* _Data extract_

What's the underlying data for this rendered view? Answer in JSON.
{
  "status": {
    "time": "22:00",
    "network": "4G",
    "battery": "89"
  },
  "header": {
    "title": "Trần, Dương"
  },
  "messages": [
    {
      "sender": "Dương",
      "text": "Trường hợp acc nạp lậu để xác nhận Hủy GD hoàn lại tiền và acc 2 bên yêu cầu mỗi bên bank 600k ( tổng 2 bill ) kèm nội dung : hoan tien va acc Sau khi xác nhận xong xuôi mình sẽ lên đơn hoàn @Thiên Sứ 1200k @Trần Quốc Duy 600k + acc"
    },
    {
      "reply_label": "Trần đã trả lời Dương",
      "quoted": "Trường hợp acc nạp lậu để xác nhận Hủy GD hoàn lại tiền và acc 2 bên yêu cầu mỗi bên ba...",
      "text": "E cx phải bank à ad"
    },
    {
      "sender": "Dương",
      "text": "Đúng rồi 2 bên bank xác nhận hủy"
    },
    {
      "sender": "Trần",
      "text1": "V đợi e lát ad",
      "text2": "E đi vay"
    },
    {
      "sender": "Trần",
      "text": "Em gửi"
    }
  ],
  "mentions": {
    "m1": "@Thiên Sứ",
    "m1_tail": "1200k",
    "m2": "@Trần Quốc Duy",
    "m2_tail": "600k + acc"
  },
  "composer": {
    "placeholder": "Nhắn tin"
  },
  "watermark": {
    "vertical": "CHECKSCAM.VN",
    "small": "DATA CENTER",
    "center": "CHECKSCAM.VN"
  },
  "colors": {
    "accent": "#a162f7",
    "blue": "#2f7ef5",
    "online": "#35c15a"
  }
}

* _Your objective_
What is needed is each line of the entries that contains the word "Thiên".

* _Response to the task_
      "text": "Trường hợp acc nạp lậu để xác nhận Hủy GD hoàn lại tiền và acc 2 bên yêu cầu mỗi bên bank 600k ( tổng 2 bill ) kèm nội dung : hoan tien va acc Sau khi xác nhận xong xuôi mình sẽ lên đơn hoàn @Thiên Sứ 1200k @Trần Quốc Duy 600k + acc"
    "m1": "@Thiên Sứ",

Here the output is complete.